The home health provider voice – Carrie Edwards – painted the picture of worsening home health access from her company’s perspective.
“Our ability to deliver patient-preferred, high-quality, cost-effective and life-saving home health services is in jeopardy, and not due to any service failures of Mary Lanning Healthcare, but rather, because of decisions being made right now by CMS that threaten my home health agency and thousands of other agencies across the country,” Edwards said during the hearing.
Based in Hastings, Nebraska, Mary Lanning Healthcare is a hospital-based, nonprofit provider of a wide array of home-based care services.
The company’s home health arm previously covered a 13-county, 60-mile radius. In March, it had to reduce its service area to a 40-mile radius due to home health cuts. In May, it had to reduce its service area to just cover a 25-mile radius, leaving some counties without coverage from another home health provider, Edwards said.
This year, Mary Lanning Healthcare has declined 50% of its referrals.
“Our average daily census count reduced by more than 60% since the implementation of the new payment model, from an average of 88 patients in 2022 to a census count in September 2023 of 32,” Edwards said. “CMS’ actions are also having a direct impact on our ability to retain our existing workforce. We’ve had three registered nurses resign due to fear that the looming payment cuts being proposed by CMS will force our agency to close.”
She added that her agency has a five-star patient satisfaction score and has prevented over 93% of patients from being readmitted to the hospital, which is better than average on both the state and national level.

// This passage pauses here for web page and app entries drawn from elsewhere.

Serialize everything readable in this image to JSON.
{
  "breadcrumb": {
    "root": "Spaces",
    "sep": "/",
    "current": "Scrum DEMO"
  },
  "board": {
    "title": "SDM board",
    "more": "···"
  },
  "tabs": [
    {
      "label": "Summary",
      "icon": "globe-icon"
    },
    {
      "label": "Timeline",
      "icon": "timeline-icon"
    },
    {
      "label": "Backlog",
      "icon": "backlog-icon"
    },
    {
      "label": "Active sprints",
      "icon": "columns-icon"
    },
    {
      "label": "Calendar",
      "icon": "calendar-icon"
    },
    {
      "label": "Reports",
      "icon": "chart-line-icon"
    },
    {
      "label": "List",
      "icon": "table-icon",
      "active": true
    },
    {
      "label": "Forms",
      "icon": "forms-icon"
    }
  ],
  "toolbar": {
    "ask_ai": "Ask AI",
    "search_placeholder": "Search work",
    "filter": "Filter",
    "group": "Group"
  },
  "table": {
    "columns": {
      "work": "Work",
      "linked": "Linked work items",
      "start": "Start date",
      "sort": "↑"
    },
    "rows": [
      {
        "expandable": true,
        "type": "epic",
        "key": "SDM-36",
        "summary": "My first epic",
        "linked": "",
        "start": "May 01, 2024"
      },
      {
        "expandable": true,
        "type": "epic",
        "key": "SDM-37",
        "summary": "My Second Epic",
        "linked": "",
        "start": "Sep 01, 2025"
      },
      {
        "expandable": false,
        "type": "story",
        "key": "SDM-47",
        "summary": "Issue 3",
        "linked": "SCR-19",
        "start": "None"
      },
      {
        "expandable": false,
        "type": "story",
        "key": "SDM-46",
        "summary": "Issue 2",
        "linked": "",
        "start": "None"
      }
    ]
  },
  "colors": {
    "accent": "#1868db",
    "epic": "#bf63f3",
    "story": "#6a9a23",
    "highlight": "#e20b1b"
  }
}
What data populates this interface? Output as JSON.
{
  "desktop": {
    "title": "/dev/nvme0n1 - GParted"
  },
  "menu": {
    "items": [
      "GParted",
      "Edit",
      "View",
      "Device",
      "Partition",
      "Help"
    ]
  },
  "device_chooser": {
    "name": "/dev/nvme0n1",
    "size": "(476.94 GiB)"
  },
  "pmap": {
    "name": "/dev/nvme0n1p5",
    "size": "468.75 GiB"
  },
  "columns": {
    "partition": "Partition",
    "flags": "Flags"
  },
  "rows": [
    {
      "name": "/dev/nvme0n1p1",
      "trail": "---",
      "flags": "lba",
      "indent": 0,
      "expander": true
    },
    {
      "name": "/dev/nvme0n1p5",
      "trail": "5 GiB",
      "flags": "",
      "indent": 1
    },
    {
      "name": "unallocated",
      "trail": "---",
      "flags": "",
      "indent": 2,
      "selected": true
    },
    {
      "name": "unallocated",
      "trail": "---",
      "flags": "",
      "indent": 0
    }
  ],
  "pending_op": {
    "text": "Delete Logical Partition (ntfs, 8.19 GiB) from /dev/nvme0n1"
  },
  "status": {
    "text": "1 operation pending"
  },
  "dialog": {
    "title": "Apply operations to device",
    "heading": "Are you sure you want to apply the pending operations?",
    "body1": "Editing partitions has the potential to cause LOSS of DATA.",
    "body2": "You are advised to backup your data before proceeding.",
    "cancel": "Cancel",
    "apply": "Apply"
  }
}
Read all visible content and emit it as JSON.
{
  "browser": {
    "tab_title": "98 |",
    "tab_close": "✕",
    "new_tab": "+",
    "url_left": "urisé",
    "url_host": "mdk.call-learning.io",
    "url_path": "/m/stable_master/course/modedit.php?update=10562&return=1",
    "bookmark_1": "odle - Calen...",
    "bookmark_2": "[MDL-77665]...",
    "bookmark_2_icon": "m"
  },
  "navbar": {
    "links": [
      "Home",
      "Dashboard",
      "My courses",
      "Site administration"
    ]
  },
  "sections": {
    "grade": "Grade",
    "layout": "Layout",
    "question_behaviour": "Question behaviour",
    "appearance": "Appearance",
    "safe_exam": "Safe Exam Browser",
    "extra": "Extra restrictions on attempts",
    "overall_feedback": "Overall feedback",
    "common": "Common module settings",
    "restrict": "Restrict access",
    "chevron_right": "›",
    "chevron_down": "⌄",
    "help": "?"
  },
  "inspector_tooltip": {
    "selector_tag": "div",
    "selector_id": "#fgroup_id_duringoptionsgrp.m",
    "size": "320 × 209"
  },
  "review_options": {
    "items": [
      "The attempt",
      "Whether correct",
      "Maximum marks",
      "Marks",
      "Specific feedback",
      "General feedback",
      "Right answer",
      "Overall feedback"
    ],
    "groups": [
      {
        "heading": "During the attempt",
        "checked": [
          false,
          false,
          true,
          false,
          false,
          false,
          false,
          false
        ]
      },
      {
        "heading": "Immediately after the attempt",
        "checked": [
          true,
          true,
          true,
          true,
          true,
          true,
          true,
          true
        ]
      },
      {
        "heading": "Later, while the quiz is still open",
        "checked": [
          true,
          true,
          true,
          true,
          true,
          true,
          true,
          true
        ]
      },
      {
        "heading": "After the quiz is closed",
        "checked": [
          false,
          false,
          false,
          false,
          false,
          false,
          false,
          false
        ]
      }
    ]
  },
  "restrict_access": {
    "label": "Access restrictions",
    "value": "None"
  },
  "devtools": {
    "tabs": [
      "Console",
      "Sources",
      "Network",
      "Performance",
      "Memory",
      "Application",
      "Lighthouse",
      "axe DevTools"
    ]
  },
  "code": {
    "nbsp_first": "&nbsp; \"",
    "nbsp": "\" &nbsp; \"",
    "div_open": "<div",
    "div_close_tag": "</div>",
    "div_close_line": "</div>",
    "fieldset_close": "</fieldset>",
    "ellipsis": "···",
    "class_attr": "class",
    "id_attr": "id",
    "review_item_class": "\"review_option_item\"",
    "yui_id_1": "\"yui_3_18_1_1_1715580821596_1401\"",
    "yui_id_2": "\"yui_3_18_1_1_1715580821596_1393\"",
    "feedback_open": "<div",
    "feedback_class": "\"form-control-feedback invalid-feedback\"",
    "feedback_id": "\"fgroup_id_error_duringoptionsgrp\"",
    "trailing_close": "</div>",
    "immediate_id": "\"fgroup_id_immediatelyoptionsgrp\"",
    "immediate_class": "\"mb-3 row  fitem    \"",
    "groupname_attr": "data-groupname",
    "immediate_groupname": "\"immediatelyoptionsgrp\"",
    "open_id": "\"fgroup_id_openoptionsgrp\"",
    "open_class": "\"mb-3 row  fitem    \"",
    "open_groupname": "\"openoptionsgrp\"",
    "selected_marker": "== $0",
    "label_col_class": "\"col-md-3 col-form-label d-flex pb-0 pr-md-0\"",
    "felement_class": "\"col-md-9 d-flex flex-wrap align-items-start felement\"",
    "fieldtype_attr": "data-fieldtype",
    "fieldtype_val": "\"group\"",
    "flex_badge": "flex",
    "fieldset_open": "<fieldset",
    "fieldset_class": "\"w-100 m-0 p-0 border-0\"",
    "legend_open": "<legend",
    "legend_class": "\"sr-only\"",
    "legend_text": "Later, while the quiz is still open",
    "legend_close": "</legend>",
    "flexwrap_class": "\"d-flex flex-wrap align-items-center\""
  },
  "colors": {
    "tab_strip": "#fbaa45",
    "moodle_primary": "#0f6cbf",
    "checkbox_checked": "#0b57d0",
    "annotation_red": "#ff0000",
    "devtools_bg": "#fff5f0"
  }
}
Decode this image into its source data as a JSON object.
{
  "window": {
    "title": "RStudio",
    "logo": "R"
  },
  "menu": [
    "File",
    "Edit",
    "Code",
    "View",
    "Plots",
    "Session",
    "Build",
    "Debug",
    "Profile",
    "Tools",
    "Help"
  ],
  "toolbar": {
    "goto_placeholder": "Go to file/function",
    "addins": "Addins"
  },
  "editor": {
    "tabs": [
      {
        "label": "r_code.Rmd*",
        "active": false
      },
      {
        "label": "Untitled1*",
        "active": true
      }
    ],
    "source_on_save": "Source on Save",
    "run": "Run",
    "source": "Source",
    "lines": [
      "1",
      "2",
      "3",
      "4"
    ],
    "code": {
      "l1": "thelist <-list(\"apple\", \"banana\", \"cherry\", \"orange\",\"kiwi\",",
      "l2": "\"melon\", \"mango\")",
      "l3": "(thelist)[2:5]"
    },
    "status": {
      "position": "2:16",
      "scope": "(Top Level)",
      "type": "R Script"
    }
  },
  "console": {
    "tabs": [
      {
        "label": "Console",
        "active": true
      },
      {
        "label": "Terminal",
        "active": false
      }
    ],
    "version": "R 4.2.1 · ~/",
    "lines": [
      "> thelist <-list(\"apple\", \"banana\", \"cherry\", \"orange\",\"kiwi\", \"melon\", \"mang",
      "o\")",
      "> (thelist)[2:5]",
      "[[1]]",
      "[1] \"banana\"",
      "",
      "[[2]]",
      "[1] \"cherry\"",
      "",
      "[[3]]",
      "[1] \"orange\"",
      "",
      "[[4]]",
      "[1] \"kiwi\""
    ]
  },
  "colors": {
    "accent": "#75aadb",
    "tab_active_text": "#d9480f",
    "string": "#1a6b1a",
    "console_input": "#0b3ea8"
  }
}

“We’re doing everything possible to remain operational,” Edwards said. “There are agencies throughout Nebraska and the country that are at serious risk of closure. If I can leave the committee with one takeaway from my testimony today, it’s that CMS and policymakers should be finding every way possible to make increased investments in Medicare home health services, instead of the current path of year-after-year payment cuts that are jeopardizing my agency’s ability to care for Medicare beneficiaries.”
Alternative views on the sector
Judith Stein, the executive director of the Center for Medicare Advocacy, made it clear that an overhaul of the Medicare home health benefit was not necessarily needed.
Instead, it just has to be enforced and utilized as it already exists.
“My main message today is simple – to enforce the law that already exists,” Stein said. “Currently, this is not the case. Instead, Medicare home health coverage is incorrectly understood and implemented as a short-term acute care benefit by those who administer the Medicare program, home health providers and those who make Medicare coverage decisions.”
When properly implemented, the home health benefit provides coverage for a “constellation of skilled and non-skilled services, all of which add to the health, safety and quality of life of beneficiaries and their families,” she added.
Both lawmakers and witnesses also took issue with MedPAC’s definition of adequate access to home health care. MedPAC looks at how many health agencies are active in a given zip code to determine whether home health access is sufficient.
But even if there are active agencies near a beneficiary’s home, that doesn’t mean they’ll seamlessly be able to receive home health services. As Edwards laid out, agencies have staffing constraints and are often unable to accept new referrals.
Dombi also brought up MA plans, how they pay less for home health services and how that distorts overall margins for agencies across the country.
He ended with a plea for Congress to pass the Preserving Access to Home Health Act, which would mitigate home health cuts and also force MedPAC to take a more holistic view of the sector.
“You can tell by the number of members here and their participation that this is an area of great interest to this committee,” Cardin said. “We understand the importance of home health care. And we recognize that we have not achieved the level [of it] that we need for our country, or expect.”